This particular image in WE3 really bothered me. The entire series of “Lost” posters made the characters real “pets” it would have been easy to cast all of the animals as the Mastiff was- cold blooded alpha animals with no souls. This particular image focuses on Bandit, the beloved retriever who loves Nylabone.
Had Bandit been just a military minded Alpha male fighting his way to the top we would suspect that he was evil. By giving him a sorrowful past of kidnapping and giving him phantom owners who love and miss him he becomes Real (based on the parameters for realness set in the Velveteen Rabbit) this separates We3 from other military minded cyborgs in history.
Visually Bandit has empty eyes, surely this is a reflection from the flash, animals are difficult to photograph, crazy red eye always happens- or is this foreshadowing? Bandit’s head is tilted at an angle, one that attempts to figure out what is going on, a theme later seen as 1 attempts to find his way home and lead his team, all with his head on straight. Bandit’s tongue is lolling however, a characteristic commonly thought of as “silly” a trait 1 doesn’t share. The text at the bottom of this poster says that Bandit is friendly and approachable which we are able to see later, he is the first of We3 to speak, and one that is concerned with being a “good dog” behaviors not seen in the “rudeness” of 2 or the fluffy headed 3.

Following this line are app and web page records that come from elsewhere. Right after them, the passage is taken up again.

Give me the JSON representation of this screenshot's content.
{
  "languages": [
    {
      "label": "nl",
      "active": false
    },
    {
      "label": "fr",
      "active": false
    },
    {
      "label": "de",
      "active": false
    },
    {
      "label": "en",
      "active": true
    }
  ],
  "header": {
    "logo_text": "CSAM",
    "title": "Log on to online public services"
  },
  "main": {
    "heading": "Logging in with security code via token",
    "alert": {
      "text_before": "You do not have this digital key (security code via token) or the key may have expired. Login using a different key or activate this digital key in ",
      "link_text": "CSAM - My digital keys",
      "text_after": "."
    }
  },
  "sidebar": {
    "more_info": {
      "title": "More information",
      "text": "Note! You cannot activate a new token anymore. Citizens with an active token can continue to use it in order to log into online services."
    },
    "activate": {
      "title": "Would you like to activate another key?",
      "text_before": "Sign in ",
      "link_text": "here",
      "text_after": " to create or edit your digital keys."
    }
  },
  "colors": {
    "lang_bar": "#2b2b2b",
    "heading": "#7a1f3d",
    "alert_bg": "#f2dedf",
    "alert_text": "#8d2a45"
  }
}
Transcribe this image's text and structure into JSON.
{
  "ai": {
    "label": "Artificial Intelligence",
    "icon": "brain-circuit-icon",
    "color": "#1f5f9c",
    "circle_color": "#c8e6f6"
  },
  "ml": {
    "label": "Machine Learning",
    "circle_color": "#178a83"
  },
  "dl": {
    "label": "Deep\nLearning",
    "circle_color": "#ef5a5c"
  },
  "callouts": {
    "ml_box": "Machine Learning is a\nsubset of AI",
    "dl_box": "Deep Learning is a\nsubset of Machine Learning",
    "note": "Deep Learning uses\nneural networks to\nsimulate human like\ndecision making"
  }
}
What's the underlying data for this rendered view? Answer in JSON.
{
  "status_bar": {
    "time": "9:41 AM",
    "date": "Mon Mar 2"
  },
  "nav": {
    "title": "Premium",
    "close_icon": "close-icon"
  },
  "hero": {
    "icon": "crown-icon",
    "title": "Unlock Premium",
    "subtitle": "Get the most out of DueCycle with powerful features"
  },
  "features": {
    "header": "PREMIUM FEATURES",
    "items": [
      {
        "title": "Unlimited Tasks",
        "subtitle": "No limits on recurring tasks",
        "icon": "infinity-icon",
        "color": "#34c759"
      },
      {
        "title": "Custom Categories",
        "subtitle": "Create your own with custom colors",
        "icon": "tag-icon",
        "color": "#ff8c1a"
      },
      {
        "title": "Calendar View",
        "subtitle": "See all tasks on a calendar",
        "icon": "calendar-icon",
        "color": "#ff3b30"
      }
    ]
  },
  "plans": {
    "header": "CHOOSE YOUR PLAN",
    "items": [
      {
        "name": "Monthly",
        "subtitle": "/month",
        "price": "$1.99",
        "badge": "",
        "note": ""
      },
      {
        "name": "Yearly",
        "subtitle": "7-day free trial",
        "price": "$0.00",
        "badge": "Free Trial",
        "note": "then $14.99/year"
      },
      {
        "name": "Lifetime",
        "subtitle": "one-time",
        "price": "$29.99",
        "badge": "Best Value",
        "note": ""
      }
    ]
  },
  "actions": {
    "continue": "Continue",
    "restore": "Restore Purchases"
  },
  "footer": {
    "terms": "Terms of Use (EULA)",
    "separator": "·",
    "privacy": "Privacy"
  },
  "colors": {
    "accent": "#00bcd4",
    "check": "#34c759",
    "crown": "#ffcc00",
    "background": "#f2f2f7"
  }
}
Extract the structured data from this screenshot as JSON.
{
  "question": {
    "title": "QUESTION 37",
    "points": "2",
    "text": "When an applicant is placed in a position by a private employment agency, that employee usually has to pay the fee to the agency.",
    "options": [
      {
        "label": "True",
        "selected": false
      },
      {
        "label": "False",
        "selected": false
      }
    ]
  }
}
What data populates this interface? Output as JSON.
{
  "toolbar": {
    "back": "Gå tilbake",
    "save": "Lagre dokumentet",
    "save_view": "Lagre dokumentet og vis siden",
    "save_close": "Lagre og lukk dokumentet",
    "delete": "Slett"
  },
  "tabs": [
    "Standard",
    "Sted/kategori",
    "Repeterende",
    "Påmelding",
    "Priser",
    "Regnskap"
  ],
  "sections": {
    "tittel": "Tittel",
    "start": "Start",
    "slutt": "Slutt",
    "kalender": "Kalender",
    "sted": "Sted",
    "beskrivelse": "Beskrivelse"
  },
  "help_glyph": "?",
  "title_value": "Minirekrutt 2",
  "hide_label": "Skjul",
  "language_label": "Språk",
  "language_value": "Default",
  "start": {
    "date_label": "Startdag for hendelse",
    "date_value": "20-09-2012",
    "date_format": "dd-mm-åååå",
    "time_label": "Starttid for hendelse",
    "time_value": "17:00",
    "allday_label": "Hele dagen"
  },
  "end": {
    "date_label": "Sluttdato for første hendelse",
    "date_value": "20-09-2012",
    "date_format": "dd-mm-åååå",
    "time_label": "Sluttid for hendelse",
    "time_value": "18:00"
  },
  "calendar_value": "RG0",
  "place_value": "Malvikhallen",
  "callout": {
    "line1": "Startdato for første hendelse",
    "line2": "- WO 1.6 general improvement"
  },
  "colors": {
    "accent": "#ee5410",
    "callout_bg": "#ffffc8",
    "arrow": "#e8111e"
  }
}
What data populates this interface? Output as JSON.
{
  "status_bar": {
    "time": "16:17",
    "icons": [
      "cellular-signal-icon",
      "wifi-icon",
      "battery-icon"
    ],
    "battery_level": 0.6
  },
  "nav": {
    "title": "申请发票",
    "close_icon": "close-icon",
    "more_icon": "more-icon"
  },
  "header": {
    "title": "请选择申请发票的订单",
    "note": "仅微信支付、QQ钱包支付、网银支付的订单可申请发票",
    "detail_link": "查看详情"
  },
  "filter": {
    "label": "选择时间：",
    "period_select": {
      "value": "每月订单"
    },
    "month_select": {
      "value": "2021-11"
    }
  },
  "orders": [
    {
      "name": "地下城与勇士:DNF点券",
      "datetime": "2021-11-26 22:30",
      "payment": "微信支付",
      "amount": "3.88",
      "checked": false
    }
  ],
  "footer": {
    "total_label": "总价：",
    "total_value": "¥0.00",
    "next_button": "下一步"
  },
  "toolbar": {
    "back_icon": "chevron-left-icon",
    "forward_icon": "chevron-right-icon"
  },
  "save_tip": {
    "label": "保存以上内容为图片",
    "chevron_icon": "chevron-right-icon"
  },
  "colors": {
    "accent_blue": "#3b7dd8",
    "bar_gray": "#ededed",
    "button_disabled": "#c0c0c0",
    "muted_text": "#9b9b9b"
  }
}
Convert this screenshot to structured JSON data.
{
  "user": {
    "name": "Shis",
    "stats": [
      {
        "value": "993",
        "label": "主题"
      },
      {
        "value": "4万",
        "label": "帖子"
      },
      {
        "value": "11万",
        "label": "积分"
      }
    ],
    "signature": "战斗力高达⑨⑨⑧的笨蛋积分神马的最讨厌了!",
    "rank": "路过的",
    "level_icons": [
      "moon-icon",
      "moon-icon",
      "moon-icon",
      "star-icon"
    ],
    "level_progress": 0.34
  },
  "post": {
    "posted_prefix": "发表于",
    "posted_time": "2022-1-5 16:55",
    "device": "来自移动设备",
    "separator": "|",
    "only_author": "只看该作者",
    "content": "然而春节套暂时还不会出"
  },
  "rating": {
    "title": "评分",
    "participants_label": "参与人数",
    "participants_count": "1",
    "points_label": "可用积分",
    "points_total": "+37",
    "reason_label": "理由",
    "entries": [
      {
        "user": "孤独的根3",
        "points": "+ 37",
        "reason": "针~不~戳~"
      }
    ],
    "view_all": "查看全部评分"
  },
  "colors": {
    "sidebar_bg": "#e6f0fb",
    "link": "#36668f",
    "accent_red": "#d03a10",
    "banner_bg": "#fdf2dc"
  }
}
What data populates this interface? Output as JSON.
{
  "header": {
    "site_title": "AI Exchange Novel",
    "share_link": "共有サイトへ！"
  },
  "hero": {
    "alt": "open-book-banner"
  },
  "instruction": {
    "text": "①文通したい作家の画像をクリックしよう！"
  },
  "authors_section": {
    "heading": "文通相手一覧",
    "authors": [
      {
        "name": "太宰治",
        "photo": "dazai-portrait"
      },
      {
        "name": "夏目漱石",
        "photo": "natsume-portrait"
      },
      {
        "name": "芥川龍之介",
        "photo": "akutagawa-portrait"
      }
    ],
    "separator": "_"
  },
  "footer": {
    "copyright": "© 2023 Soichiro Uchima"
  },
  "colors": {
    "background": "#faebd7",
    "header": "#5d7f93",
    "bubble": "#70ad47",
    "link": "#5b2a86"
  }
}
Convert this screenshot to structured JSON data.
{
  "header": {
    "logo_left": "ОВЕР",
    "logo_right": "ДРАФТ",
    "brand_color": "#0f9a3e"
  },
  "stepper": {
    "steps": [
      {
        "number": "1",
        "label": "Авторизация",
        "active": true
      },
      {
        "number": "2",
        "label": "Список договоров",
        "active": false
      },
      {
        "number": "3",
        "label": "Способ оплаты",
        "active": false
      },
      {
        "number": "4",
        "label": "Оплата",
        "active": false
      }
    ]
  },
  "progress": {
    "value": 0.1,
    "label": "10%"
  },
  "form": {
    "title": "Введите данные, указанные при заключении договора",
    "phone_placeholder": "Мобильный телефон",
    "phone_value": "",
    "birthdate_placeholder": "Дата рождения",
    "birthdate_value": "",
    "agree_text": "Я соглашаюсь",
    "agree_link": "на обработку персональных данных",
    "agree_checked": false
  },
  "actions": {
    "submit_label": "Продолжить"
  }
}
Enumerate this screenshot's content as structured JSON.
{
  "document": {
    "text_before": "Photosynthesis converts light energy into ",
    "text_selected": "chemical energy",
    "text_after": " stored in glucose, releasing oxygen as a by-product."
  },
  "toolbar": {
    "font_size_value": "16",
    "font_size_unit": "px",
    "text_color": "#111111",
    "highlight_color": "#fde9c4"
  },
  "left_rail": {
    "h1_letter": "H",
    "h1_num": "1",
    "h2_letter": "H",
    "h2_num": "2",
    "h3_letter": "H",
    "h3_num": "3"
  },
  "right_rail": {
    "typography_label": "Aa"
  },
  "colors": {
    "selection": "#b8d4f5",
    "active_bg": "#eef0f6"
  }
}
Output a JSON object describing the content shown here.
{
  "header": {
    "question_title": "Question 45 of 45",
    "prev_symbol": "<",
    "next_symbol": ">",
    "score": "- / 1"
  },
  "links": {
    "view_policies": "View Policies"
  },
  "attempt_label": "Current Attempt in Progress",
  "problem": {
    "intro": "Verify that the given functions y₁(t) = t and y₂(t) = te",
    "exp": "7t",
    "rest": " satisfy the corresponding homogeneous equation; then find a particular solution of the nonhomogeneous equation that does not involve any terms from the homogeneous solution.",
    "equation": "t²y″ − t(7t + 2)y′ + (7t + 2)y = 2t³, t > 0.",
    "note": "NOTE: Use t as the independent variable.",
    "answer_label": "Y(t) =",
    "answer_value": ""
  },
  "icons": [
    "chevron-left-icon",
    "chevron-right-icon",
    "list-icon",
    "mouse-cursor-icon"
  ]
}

In my opinion, 1, you’re a very good dog.
“inert; dead; almost sarcastic in its unfeeling curves” (263) these words stuck in my mind while I was reading The Comet. Taken out of context such as I have done, it is difficult to determine if the young woman is looking at a dead body, or a piece of technology. Even through its “death” Julia feels that it is “looking” at her. The technology that can communicate with her has some sort of life of its own that is missing, or is it? The fact that the telephone is black is also a possible commentary on race relations throughout the story- adding the lines “it was wide and black, pimpled with usage; inert; dead; almost sarcastic in its unfeeling curves” changes the tone of the lines even more. The personification of the words “sarcastic” and “unfeeling” create the idea that the phone is judging her, judging that this is the first time Julia has ever been this close to the manual workings of a telephone, judging that she lives, judging that she is a white woman trying to survive her world being fip turned upside down.
Phineas and Ferb locating Frankenstein's brain
Sometimes I make a survey of all of the books I haven’t read and all of the movies I haven’t seen and feel like a slight cultural failure. Following this idea all forms of Frankenstein have eluded me beyond singing “Puttin on the Ritz” once in high school- which I’m told was in “Young Frankenstein.” However, even with my entire lack of firsthand experience with the text I have a wealth of experience with the characters and plot itself. Frankenstein is so pervasive a story and set of characters that the plot is considered a “trope” and has had multiple tropes sparked in relation to it.
That being said even though I was pretty sure I had a fair understanding of the general plot I was completely unfamiliar with the framing the letters from Captain Walton provided. This actually refreshed the concept for me and made it more realistic, for some reason a man on the run or on the hunt suffering real physical effects made the story “alive” to me. Walton’s presence makes the entire first chapter’s backstory seem necessary rather than having the reader spend it thinking “get to the part about the monster!” Which I must admit if I approach a book with as many preconceived notions as I did this one, I am liable to do.